* _Problem to work on_
An exact copy of every record below is needed, with all pictures removed.

* _Data_
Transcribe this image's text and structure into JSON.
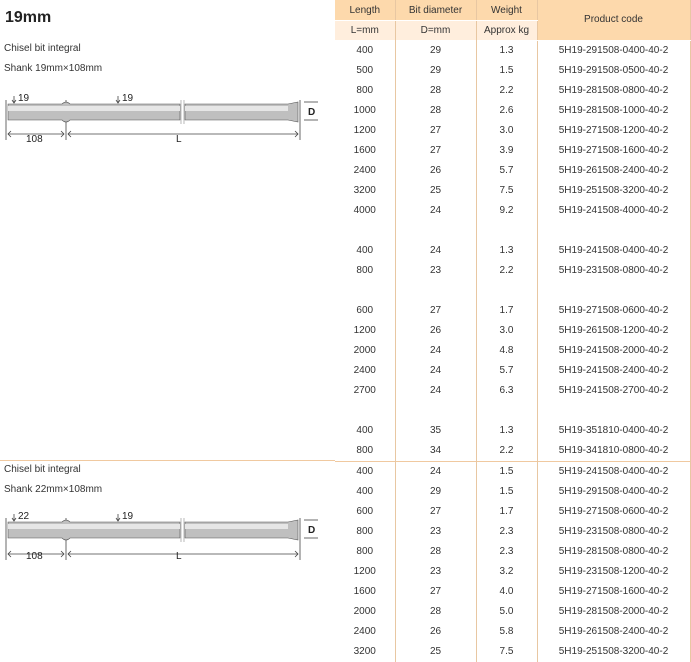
{
  "title": "19mm",
  "headers": {
    "length": "Length",
    "bit_diameter": "Bit diameter",
    "weight": "Weight",
    "product_code": "Product code",
    "length_unit": "L=mm",
    "diameter_unit": "D=mm",
    "weight_unit": "Approx kg"
  },
  "sections": [
    {
      "name": "Chisel bit integral",
      "shank": "Shank  19mm×108mm",
      "drawing": {
        "shank_dia": "19",
        "body_dia": "19",
        "shank_len": "108",
        "length": "L",
        "diameter": "D"
      }
    },
    {
      "name": "Chisel bit integral",
      "shank": "Shank  22mm×108mm",
      "drawing": {
        "shank_dia": "22",
        "body_dia": "19",
        "shank_len": "108",
        "length": "L",
        "diameter": "D"
      }
    }
  ],
  "rows": [
    {
      "length": "400",
      "dia": "29",
      "weight": "1.3",
      "code": "5H19-291508-0400-40-2"
    },
    {
      "length": "500",
      "dia": "29",
      "weight": "1.5",
      "code": "5H19-291508-0500-40-2"
    },
    {
      "length": "800",
      "dia": "28",
      "weight": "2.2",
      "code": "5H19-281508-0800-40-2"
    },
    {
      "length": "1000",
      "dia": "28",
      "weight": "2.6",
      "code": "5H19-281508-1000-40-2"
    },
    {
      "length": "1200",
      "dia": "27",
      "weight": "3.0",
      "code": "5H19-271508-1200-40-2"
    },
    {
      "length": "1600",
      "dia": "27",
      "weight": "3.9",
      "code": "5H19-271508-1600-40-2"
    },
    {
      "length": "2400",
      "dia": "26",
      "weight": "5.7",
      "code": "5H19-261508-2400-40-2"
    },
    {
      "length": "3200",
      "dia": "25",
      "weight": "7.5",
      "code": "5H19-251508-3200-40-2"
    },
    {
      "length": "4000",
      "dia": "24",
      "weight": "9.2",
      "code": "5H19-241508-4000-40-2"
    },
    {
      "length": "",
      "dia": "",
      "weight": "",
      "code": ""
    },
    {
      "length": "400",
      "dia": "24",
      "weight": "1.3",
      "code": "5H19-241508-0400-40-2"
    },
    {
      "length": "800",
      "dia": "23",
      "weight": "2.2",
      "code": "5H19-231508-0800-40-2"
    },
    {
      "length": "",
      "dia": "",
      "weight": "",
      "code": ""
    },
    {
      "length": "600",
      "dia": "27",
      "weight": "1.7",
      "code": "5H19-271508-0600-40-2"
    },
    {
      "length": "1200",
      "dia": "26",
      "weight": "3.0",
      "code": "5H19-261508-1200-40-2"
    },
    {
      "length": "2000",
      "dia": "24",
      "weight": "4.8",
      "code": "5H19-241508-2000-40-2"
    },
    {
      "length": "2400",
      "dia": "24",
      "weight": "5.7",
      "code": "5H19-241508-2400-40-2"
    },
    {
      "length": "2700",
      "dia": "24",
      "weight": "6.3",
      "code": "5H19-241508-2700-40-2"
    },
    {
      "length": "",
      "dia": "",
      "weight": "",
      "code": ""
    },
    {
      "length": "400",
      "dia": "35",
      "weight": "1.3",
      "code": "5H19-351810-0400-40-2"
    },
    {
      "length": "800",
      "dia": "34",
      "weight": "2.2",
      "code": "5H19-341810-0800-40-2"
    },
    {
      "length": "400",
      "dia": "24",
      "weight": "1.5",
      "code": "5H19-241508-0400-40-2"
    },
    {
      "length": "400",
      "dia": "29",
      "weight": "1.5",
      "code": "5H19-291508-0400-40-2"
    },
    {
      "length": "600",
      "dia": "27",
      "weight": "1.7",
      "code": "5H19-271508-0600-40-2"
    },
    {
      "length": "800",
      "dia": "23",
      "weight": "2.3",
      "code": "5H19-231508-0800-40-2"
    },
    {
      "length": "800",
      "dia": "28",
      "weight": "2.3",
      "code": "5H19-281508-0800-40-2"
    },
    {
      "length": "1200",
      "dia": "23",
      "weight": "3.2",
      "code": "5H19-231508-1200-40-2"
    },
    {
      "length": "1600",
      "dia": "27",
      "weight": "4.0",
      "code": "5H19-271508-1600-40-2"
    },
    {
      "length": "2000",
      "dia": "28",
      "weight": "5.0",
      "code": "5H19-281508-2000-40-2"
    },
    {
      "length": "2400",
      "dia": "26",
      "weight": "5.8",
      "code": "5H19-261508-2400-40-2"
    },
    {
      "length": "3200",
      "dia": "25",
      "weight": "7.5",
      "code": "5H19-251508-3200-40-2"
    }
  ],
  "colors": {
    "header_bg": "#fdd9ac",
    "subheader_bg": "#ffeedd",
    "separator": "#f0c9a0"
  }
}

* _Task output_
Transcribe this image's text and structure into JSON.
{
  "title": "19mm",
  "headers": {
    "length": "Length",
    "bit_diameter": "Bit diameter",
    "weight": "Weight",
    "product_code": "Product code",
    "length_unit": "L=mm",
    "diameter_unit": "D=mm",
    "weight_unit": "Approx kg"
  },
  "sections": [
    {
      "name": "Chisel bit integral",
      "shank": "Shank  19mm×108mm",
      "drawing": {
        "shank_dia": "19",
        "body_dia": "19",
        "shank_len": "108",
        "length": "L",
        "diameter": "D"
      }
    },
    {
      "name": "Chisel bit integral",
      "shank": "Shank  22mm×108mm",
      "drawing": {
        "shank_dia": "22",
        "body_dia": "19",
        "shank_len": "108",
        "length": "L",
        "diameter": "D"
      }
    }
  ],
  "rows": [
    {
      "length": "400",
      "dia": "29",
      "weight": "1.3",
      "code": "5H19-291508-0400-40-2"
    },
    {
      "length": "500",
      "dia": "29",
      "weight": "1.5",
      "code": "5H19-291508-0500-40-2"
    },
    {
      "length": "800",
      "dia": "28",
      "weight": "2.2",
      "code": "5H19-281508-0800-40-2"
    },
    {
      "length": "1000",
      "dia": "28",
      "weight": "2.6",
      "code": "5H19-281508-1000-40-2"
    },
    {
      "length": "1200",
      "dia": "27",
      "weight": "3.0",
      "code": "5H19-271508-1200-40-2"
    },
    {
      "length": "1600",
      "dia": "27",
      "weight": "3.9",
      "code": "5H19-271508-1600-40-2"
    },
    {
      "length": "2400",
      "dia": "26",
      "weight": "5.7",
      "code": "5H19-261508-2400-40-2"
    },
    {
      "length": "3200",
      "dia": "25",
      "weight": "7.5",
      "code": "5H19-251508-3200-40-2"
    },
    {
      "length": "4000",
      "dia": "24",
      "weight": "9.2",
      "code": "5H19-241508-4000-40-2"
    },
    {
      "length": "",
      "dia": "",
      "weight": "",
      "code": ""
    },
    {
      "length": "400",
      "dia": "24",
      "weight": "1.3",
      "code": "5H19-241508-0400-40-2"
    },
    {
      "length": "800",
      "dia": "23",
      "weight": "2.2",
      "code": "5H19-231508-0800-40-2"
    },
    {
      "length": "",
      "dia": "",
      "weight": "",
      "code": ""
    },
    {
      "length": "600",
      "dia": "27",
      "weight": "1.7",
      "code": "5H19-271508-0600-40-2"
    },
    {
      "length": "1200",
      "dia": "26",
      "weight": "3.0",
      "code": "5H19-261508-1200-40-2"
    },
    {
      "length": "2000",
      "dia": "24",
      "weight": "4.8",
      "code": "5H19-241508-2000-40-2"
    },
    {
      "length": "2400",
      "dia": "24",
      "weight": "5.7",
      "code": "5H19-241508-2400-40-2"
    },
    {
      "length": "2700",
      "dia": "24",
      "weight": "6.3",
      "code": "5H19-241508-2700-40-2"
    },
    {
      "length": "",
      "dia": "",
      "weight": "",
      "code": ""
    },
    {
      "length": "400",
      "dia": "35",
      "weight": "1.3",
      "code": "5H19-351810-0400-40-2"
    },
    {
      "length": "800",
      "dia": "34",
      "weight": "2.2",
      "code": "5H19-341810-0800-40-2"
    },
    {
      "length": "400",
      "dia": "24",
      "weight": "1.5",
      "code": "5H19-241508-0400-40-2"
    },
    {
      "length": "400",
      "dia": "29",
      "weight": "1.5",
      "code": "5H19-291508-0400-40-2"
    },
    {
      "length": "600",
      "dia": "27",
      "weight": "1.7",
      "code": "5H19-271508-0600-40-2"
    },
    {
      "length": "800",
      "dia": "23",
      "weight": "2.3",
      "code": "5H19-231508-0800-40-2"
    },
    {
      "length": "800",
      "dia": "28",
      "weight": "2.3",
      "code": "5H19-281508-0800-40-2"
    },
    {
      "length": "1200",
      "dia": "23",
      "weight": "3.2",
      "code": "5H19-231508-1200-40-2"
    },
    {
      "length": "1600",
      "dia": "27",
      "weight": "4.0",
      "code": "5H19-271508-1600-40-2"
    },
    {
      "length": "2000",
      "dia": "28",
      "weight": "5.0",
      "code": "5H19-281508-2000-40-2"
    },
    {
      "length": "2400",
      "dia": "26",
      "weight": "5.8",
      "code": "5H19-261508-2400-40-2"
    },
    {
      "length": "3200",
      "dia": "25",
      "weight": "7.5",
      "code": "5H19-251508-3200-40-2"
    }
  ],
  "colors": {
    "header_bg": "#fdd9ac",
    "subheader_bg": "#ffeedd",
    "separator": "#f0c9a0"
  }
}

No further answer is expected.